- No food or drink is to be consumed in the library. There are signs on nearly every table.
- Although it is a popular tourist attraction, it is still a working library and so there may be people studying or working here. Make sure to talk in hushed voices.
- There are lots of steps in the library to access the five floors, they have lifts to help you should you need them.
- Make sure to use the toilets, they’re Victorian and the ladies have a ‘bustle space’ for their large dresses!
John Rylands Library FAQs
- Why is Rylands library famous? It’s gorgeous, has stunning architecture, and looks like Hogwarts!
- Is John Rylands Library open to the public? YES, you can visit from Wednesday – Saturday in Manchester
- Is John Rylands Library free to visit? YES, John Rylands Library aka Hogwarts is completely free to visit!
- When was John Rylands Library built? It started being built in 1890 and opened to the public in 1900.
- Where is the closest John Rylands Library parking? Unfortunately, this library is very centrally located in Manchester so parking is not cheap! The closest would be the NCP Great Northern which is a 6-minute walk away. But, be warned that 2-3 hours of parking is over £10!
Looking for more bookish things to do in Manchester?
If you’re a bibliophile and Harry Potter fan, there are plenty more bookish things to do after your tour of John Ryland’s Library.
One of my favourite Manchester libraries has to be Chetham’s Library. Again, you will feel like you’ve landed straight into Hogwarts.
Although they didn’t use this library as an inspiration it looks like the restricted section of Hogwarts Library. It’s a Tudor medieval building with over 120,000 historic tomes.
Just nearby, you can visit the Portico Library which is a great place to have lunch or a drink. This is a Georgian library that has a café at the centre. So, you can sip tea whilst surrounded by endless knowledge.
Lastly, you should visit the Manchester Central Library which feels like a step back in time. It’s circular and you’ll be surrounded by historic colonnades!
If you’re interested in travelling further afield, why not head to Salford and visit the Working Class Movement Library?
As the name suggests, it was a library founded during the industrial revolution by working-class men and women who wanted access to knowledge for education.
Was Harry Potter filmed in Manchester?
Although the producers of Harry Potter visited John Rylands Library for sketches and inspiration for creating Hogwarts, I’m afraid to say that none of the Harry Potter movies were filmed in Manchester.

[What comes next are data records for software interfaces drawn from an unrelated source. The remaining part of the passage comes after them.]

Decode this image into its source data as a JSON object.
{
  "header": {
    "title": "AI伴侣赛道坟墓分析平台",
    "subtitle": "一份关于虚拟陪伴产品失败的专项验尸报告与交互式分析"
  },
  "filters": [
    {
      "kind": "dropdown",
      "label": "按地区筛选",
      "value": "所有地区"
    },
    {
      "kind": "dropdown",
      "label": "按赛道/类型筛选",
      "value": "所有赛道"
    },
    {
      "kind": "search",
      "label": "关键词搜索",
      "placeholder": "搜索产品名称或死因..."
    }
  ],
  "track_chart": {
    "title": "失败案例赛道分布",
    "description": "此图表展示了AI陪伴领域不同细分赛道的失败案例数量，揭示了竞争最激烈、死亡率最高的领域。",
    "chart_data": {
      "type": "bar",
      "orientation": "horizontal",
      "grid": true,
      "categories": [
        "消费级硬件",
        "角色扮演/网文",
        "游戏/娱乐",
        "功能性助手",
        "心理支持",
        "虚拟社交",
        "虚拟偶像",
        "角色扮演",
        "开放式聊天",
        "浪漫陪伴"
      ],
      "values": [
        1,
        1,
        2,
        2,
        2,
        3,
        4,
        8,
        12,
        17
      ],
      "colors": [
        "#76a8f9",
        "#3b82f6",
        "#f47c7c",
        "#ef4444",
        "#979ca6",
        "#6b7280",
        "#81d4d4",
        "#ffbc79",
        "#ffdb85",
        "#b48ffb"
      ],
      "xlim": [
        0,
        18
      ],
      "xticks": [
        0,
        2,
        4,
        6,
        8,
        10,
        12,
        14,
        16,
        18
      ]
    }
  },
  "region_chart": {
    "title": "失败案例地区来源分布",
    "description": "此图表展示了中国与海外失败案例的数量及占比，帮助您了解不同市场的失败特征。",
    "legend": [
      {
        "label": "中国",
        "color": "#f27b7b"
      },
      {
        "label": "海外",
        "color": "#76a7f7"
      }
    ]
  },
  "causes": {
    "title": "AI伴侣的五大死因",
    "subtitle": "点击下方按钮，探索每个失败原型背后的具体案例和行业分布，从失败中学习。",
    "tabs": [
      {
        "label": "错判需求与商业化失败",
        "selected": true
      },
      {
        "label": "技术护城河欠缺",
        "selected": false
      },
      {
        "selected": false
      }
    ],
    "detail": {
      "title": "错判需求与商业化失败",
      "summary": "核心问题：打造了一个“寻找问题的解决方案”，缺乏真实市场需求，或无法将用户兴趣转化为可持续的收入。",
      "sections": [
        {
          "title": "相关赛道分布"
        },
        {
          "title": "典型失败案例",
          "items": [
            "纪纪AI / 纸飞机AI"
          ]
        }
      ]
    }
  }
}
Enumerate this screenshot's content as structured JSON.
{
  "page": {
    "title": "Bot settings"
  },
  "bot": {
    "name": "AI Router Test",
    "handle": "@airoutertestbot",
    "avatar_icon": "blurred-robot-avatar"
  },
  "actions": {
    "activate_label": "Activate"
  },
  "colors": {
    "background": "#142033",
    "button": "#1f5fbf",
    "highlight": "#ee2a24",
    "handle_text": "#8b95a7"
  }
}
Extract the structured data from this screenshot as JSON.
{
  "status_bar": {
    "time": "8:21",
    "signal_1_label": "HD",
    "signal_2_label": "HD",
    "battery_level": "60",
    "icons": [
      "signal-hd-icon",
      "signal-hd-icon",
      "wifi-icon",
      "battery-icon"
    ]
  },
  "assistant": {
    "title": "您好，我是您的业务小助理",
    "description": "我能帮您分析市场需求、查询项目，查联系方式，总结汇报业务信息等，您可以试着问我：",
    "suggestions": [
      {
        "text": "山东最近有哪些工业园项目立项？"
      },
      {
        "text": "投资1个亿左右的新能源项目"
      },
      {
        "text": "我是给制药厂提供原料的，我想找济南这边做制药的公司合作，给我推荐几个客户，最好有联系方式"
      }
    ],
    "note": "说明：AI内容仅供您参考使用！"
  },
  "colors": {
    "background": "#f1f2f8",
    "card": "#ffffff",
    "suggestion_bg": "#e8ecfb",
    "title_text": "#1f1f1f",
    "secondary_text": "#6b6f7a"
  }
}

Although, it can be quite hard to believe it as some of the cloisters and stairways here looked like an exact copy from the movies. Even the historic reading room looked like Hogwarts Library!
However, if you are spending some time in the North of England or you’re on a Harry Potter pilgrimage, there are a few Harry Potter filming locations you can plan to visit near Manchester.
I’ve been to nearly all of the UK Harry Potter filming locations now and written detailed guides on how to visit them to live your best Wizarding World life!
Click on any of my guides below and start planning your magical Harry Potter road trip;